Your task:
Repeat every entry word for word. Images do not belong in the copy.

===== Study material

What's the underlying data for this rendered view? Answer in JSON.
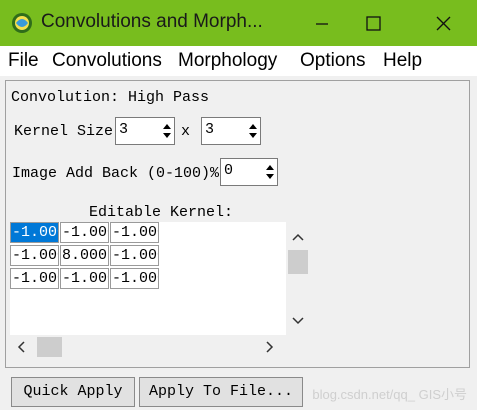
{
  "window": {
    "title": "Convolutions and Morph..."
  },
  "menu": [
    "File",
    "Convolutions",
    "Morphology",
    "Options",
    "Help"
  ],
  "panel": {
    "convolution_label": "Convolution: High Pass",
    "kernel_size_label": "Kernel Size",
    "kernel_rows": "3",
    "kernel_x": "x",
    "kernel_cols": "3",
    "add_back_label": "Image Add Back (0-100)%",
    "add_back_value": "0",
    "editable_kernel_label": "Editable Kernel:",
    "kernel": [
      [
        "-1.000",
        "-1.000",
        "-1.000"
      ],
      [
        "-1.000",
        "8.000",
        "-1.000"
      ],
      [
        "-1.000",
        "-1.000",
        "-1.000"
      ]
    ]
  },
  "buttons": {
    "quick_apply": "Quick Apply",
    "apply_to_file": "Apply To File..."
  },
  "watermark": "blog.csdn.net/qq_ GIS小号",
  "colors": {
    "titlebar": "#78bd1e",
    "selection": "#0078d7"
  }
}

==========

Your response:
What's the underlying data for this rendered view? Answer in JSON.
{
  "window": {
    "title": "Convolutions and Morph..."
  },
  "menu": [
    "File",
    "Convolutions",
    "Morphology",
    "Options",
    "Help"
  ],
  "panel": {
    "convolution_label": "Convolution: High Pass",
    "kernel_size_label": "Kernel Size",
    "kernel_rows": "3",
    "kernel_x": "x",
    "kernel_cols": "3",
    "add_back_label": "Image Add Back (0-100)%",
    "add_back_value": "0",
    "editable_kernel_label": "Editable Kernel:",
    "kernel": [
      [
        "-1.000",
        "-1.000",
        "-1.000"
      ],
      [
        "-1.000",
        "8.000",
        "-1.000"
      ],
      [
        "-1.000",
        "-1.000",
        "-1.000"
      ]
    ]
  },
  "buttons": {
    "quick_apply": "Quick Apply",
    "apply_to_file": "Apply To File..."
  },
  "watermark": "blog.csdn.net/qq_ GIS小号",
  "colors": {
    "titlebar": "#78bd1e",
    "selection": "#0078d7"
  }
}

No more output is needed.